→ **Task details**
What lines below contain the string "JSON"? List them all.

→ **Data provided**
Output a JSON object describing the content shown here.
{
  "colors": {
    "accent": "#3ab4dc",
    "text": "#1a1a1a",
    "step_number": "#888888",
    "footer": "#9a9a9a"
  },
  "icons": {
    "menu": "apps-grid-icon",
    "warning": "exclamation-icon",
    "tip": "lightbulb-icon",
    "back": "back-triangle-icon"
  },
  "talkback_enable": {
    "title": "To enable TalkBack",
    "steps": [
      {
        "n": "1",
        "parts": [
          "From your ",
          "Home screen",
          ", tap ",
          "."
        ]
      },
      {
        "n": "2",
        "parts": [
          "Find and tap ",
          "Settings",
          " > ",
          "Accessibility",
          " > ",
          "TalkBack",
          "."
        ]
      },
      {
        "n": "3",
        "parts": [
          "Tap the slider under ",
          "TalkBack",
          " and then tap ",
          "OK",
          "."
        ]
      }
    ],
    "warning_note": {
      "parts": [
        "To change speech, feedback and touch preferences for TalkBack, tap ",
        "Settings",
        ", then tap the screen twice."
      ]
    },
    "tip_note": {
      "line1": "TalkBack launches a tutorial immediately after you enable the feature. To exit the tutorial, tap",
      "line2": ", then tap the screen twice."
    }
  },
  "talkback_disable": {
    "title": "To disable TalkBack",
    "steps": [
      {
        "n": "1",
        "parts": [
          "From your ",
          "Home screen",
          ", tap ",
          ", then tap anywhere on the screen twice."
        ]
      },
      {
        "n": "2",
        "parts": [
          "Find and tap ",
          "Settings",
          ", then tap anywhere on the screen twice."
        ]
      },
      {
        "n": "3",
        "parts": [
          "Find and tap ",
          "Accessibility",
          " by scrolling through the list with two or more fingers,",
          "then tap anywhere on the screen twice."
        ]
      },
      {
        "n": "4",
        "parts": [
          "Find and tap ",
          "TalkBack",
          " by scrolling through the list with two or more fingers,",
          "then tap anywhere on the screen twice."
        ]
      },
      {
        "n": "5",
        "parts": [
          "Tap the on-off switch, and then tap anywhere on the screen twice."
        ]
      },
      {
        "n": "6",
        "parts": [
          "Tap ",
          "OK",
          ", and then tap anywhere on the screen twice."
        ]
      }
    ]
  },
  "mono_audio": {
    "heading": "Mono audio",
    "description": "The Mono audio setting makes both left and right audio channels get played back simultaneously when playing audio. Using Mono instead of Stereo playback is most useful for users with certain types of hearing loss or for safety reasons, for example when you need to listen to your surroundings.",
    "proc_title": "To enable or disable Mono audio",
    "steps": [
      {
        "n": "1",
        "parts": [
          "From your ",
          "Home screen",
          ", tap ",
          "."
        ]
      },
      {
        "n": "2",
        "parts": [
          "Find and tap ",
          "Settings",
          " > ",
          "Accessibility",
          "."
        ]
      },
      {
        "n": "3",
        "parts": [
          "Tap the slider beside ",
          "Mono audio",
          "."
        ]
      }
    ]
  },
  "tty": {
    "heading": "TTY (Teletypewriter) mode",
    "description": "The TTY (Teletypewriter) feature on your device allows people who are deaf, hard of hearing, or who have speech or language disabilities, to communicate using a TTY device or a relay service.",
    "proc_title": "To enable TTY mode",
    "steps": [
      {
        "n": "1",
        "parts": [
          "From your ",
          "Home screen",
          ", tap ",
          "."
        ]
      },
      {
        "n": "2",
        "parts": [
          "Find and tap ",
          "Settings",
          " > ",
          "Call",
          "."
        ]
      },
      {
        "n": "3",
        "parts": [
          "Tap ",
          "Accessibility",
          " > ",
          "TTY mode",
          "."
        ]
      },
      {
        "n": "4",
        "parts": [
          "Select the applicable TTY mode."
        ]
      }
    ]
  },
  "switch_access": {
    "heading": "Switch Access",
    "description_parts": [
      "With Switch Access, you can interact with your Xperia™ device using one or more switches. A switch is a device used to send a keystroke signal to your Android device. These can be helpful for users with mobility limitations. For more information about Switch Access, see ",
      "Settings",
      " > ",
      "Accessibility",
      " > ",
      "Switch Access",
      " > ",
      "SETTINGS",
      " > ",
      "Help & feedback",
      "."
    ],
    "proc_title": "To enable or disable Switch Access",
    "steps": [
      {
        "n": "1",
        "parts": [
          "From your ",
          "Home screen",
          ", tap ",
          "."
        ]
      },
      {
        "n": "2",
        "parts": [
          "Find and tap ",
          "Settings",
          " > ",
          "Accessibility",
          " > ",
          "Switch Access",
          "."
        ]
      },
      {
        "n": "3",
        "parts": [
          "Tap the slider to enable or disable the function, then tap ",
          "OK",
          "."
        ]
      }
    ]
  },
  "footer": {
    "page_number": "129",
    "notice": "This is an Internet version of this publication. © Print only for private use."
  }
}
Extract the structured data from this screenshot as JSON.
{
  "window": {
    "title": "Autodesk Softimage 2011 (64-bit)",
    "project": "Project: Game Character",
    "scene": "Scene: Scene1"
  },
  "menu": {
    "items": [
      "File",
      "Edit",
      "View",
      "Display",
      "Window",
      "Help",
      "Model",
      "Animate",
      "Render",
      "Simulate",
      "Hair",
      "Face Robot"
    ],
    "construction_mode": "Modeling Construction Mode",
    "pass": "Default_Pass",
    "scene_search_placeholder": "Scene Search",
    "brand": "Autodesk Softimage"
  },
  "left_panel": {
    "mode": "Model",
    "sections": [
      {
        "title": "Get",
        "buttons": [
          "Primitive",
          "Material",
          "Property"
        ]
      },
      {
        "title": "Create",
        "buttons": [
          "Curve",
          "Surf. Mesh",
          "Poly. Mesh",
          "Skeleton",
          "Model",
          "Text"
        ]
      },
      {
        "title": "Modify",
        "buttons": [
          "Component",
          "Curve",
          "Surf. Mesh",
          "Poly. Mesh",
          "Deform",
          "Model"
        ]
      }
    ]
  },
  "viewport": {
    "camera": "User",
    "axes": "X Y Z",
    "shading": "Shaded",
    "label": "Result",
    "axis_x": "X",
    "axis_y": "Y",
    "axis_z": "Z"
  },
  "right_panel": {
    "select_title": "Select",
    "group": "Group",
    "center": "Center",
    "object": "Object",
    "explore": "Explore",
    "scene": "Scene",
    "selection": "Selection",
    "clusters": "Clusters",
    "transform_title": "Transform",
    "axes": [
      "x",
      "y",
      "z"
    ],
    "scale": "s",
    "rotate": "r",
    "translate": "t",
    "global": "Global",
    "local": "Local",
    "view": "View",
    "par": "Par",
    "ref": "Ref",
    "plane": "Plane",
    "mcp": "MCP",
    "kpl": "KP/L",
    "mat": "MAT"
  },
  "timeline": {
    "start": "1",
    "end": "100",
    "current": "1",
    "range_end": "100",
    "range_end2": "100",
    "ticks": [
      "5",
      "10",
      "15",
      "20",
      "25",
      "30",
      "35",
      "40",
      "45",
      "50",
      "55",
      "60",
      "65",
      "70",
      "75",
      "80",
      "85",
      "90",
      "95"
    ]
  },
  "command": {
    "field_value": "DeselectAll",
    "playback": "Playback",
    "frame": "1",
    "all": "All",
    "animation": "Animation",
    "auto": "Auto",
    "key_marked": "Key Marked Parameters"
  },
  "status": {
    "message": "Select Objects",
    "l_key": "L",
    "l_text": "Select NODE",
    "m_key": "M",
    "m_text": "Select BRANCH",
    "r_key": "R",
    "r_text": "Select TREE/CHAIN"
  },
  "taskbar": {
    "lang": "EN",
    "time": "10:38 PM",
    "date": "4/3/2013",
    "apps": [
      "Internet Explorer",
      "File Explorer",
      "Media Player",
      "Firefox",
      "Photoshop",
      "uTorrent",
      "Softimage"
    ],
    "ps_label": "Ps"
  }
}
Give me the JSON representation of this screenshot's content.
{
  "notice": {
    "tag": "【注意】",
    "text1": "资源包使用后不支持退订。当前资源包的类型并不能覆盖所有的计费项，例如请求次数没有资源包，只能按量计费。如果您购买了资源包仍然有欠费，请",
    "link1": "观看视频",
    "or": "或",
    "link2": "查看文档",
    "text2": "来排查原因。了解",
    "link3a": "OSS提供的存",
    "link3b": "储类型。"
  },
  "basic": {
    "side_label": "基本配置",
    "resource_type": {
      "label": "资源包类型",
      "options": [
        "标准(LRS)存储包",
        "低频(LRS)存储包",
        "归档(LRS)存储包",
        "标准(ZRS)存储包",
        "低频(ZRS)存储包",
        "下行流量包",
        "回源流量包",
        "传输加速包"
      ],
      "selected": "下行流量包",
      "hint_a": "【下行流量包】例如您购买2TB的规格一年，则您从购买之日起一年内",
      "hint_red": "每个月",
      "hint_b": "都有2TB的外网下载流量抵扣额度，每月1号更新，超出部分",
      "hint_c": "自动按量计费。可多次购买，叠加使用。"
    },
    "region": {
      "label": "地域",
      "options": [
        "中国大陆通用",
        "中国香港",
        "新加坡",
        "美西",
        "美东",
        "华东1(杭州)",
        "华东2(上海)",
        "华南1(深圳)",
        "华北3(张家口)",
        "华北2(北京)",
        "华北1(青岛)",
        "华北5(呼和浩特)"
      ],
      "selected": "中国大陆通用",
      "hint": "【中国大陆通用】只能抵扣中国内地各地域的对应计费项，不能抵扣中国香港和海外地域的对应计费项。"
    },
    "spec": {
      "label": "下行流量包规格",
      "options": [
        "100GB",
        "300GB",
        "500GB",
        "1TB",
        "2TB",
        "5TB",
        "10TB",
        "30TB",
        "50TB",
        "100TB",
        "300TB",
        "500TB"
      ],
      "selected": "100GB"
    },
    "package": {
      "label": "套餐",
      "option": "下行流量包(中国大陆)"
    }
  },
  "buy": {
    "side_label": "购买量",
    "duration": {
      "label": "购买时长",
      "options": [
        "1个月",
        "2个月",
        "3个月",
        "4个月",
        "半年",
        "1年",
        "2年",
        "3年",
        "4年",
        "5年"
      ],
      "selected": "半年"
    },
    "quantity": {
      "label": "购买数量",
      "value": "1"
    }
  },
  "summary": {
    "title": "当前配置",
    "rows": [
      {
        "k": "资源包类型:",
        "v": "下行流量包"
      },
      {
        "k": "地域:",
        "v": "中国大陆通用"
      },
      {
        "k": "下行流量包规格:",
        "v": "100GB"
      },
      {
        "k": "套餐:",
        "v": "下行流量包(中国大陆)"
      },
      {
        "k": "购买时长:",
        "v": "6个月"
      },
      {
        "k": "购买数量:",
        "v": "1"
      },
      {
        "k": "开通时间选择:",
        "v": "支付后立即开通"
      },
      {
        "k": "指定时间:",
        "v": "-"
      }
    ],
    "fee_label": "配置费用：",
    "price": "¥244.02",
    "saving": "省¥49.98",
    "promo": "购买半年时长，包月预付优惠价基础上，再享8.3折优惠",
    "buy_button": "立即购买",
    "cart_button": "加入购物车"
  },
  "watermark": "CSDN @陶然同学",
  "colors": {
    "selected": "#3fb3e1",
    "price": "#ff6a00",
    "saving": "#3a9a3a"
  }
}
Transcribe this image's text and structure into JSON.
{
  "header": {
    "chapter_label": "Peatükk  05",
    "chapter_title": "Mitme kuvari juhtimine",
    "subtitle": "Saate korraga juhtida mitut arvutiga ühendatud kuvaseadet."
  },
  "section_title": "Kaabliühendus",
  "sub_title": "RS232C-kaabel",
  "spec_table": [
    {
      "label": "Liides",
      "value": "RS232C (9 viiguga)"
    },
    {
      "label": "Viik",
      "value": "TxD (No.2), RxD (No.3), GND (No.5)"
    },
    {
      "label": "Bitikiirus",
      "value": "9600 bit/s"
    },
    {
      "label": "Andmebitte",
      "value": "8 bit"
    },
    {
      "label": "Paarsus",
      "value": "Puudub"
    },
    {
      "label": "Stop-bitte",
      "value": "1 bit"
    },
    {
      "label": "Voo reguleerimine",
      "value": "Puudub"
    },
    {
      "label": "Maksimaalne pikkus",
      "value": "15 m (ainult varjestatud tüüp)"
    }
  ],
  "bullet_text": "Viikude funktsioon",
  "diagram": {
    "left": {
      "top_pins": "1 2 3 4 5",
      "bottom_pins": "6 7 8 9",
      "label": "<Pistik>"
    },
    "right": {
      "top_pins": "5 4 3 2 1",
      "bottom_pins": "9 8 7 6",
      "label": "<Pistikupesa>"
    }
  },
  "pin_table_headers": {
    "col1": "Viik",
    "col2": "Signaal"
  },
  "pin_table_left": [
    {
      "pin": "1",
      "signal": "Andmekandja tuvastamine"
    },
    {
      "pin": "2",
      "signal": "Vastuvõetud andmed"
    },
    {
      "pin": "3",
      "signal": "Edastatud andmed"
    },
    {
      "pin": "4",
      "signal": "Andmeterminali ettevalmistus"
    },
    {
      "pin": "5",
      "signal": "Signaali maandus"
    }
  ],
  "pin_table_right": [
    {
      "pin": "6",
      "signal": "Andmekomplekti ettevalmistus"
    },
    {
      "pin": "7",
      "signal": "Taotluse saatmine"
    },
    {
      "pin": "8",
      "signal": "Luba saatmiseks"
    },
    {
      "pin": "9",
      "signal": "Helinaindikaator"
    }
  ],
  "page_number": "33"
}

→ **Solved exercise**
Output a JSON object describing the content shown here.
Extract the structured data from this screenshot as JSON.
Give me the JSON representation of this screenshot's content.
Transcribe this image's text and structure into JSON.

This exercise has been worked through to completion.